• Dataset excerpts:
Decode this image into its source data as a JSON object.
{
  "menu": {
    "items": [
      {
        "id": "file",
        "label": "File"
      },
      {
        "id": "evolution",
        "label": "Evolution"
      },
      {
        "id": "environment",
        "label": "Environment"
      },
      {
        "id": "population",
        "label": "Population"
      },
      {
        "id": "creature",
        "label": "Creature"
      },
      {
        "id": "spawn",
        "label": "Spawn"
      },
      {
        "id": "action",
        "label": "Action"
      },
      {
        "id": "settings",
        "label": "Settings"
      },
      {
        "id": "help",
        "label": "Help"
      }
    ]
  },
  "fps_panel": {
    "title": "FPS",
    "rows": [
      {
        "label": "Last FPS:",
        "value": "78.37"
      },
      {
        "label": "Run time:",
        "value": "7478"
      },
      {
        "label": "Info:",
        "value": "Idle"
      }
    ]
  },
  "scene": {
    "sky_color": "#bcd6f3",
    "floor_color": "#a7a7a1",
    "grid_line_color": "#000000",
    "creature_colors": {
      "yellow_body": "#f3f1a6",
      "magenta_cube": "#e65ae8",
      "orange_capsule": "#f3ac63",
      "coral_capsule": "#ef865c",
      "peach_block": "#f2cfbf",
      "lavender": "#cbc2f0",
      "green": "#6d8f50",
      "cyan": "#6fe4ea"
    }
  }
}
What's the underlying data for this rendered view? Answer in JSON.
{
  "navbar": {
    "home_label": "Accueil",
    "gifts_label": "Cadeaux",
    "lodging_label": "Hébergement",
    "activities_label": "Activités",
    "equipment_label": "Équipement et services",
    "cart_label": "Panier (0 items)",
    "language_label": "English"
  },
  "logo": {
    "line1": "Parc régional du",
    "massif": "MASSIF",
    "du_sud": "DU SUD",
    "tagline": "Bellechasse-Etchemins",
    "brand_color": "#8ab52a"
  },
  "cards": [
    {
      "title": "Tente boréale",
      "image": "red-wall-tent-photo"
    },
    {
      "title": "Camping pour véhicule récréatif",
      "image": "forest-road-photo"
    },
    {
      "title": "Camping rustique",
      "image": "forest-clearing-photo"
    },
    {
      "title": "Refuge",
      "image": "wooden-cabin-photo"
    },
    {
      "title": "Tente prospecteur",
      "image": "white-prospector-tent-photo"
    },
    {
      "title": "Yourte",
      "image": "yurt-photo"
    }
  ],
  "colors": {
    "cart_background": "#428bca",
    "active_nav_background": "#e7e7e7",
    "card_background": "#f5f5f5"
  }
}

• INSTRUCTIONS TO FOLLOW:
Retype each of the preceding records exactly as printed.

• RESPONSE:
Decode this image into its source data as a JSON object.
{
  "menu": {
    "items": [
      {
        "id": "file",
        "label": "File"
      },
      {
        "id": "evolution",
        "label": "Evolution"
      },
      {
        "id": "environment",
        "label": "Environment"
      },
      {
        "id": "population",
        "label": "Population"
      },
      {
        "id": "creature",
        "label": "Creature"
      },
      {
        "id": "spawn",
        "label": "Spawn"
      },
      {
        "id": "action",
        "label": "Action"
      },
      {
        "id": "settings",
        "label": "Settings"
      },
      {
        "id": "help",
        "label": "Help"
      }
    ]
  },
  "fps_panel": {
    "title": "FPS",
    "rows": [
      {
        "label": "Last FPS:",
        "value": "78.37"
      },
      {
        "label": "Run time:",
        "value": "7478"
      },
      {
        "label": "Info:",
        "value": "Idle"
      }
    ]
  },
  "scene": {
    "sky_color": "#bcd6f3",
    "floor_color": "#a7a7a1",
    "grid_line_color": "#000000",
    "creature_colors": {
      "yellow_body": "#f3f1a6",
      "magenta_cube": "#e65ae8",
      "orange_capsule": "#f3ac63",
      "coral_capsule": "#ef865c",
      "peach_block": "#f2cfbf",
      "lavender": "#cbc2f0",
      "green": "#6d8f50",
      "cyan": "#6fe4ea"
    }
  }
}
What's the underlying data for this rendered view? Answer in JSON.
{
  "navbar": {
    "home_label": "Accueil",
    "gifts_label": "Cadeaux",
    "lodging_label": "Hébergement",
    "activities_label": "Activités",
    "equipment_label": "Équipement et services",
    "cart_label": "Panier (0 items)",
    "language_label": "English"
  },
  "logo": {
    "line1": "Parc régional du",
    "massif": "MASSIF",
    "du_sud": "DU SUD",
    "tagline": "Bellechasse-Etchemins",
    "brand_color": "#8ab52a"
  },
  "cards": [
    {
      "title": "Tente boréale",
      "image": "red-wall-tent-photo"
    },
    {
      "title": "Camping pour véhicule récréatif",
      "image": "forest-road-photo"
    },
    {
      "title": "Camping rustique",
      "image": "forest-clearing-photo"
    },
    {
      "title": "Refuge",
      "image": "wooden-cabin-photo"
    },
    {
      "title": "Tente prospecteur",
      "image": "white-prospector-tent-photo"
    },
    {
      "title": "Yourte",
      "image": "yurt-photo"
    }
  ],
  "colors": {
    "cart_background": "#428bca",
    "active_nav_background": "#e7e7e7",
    "card_background": "#f5f5f5"
  }
}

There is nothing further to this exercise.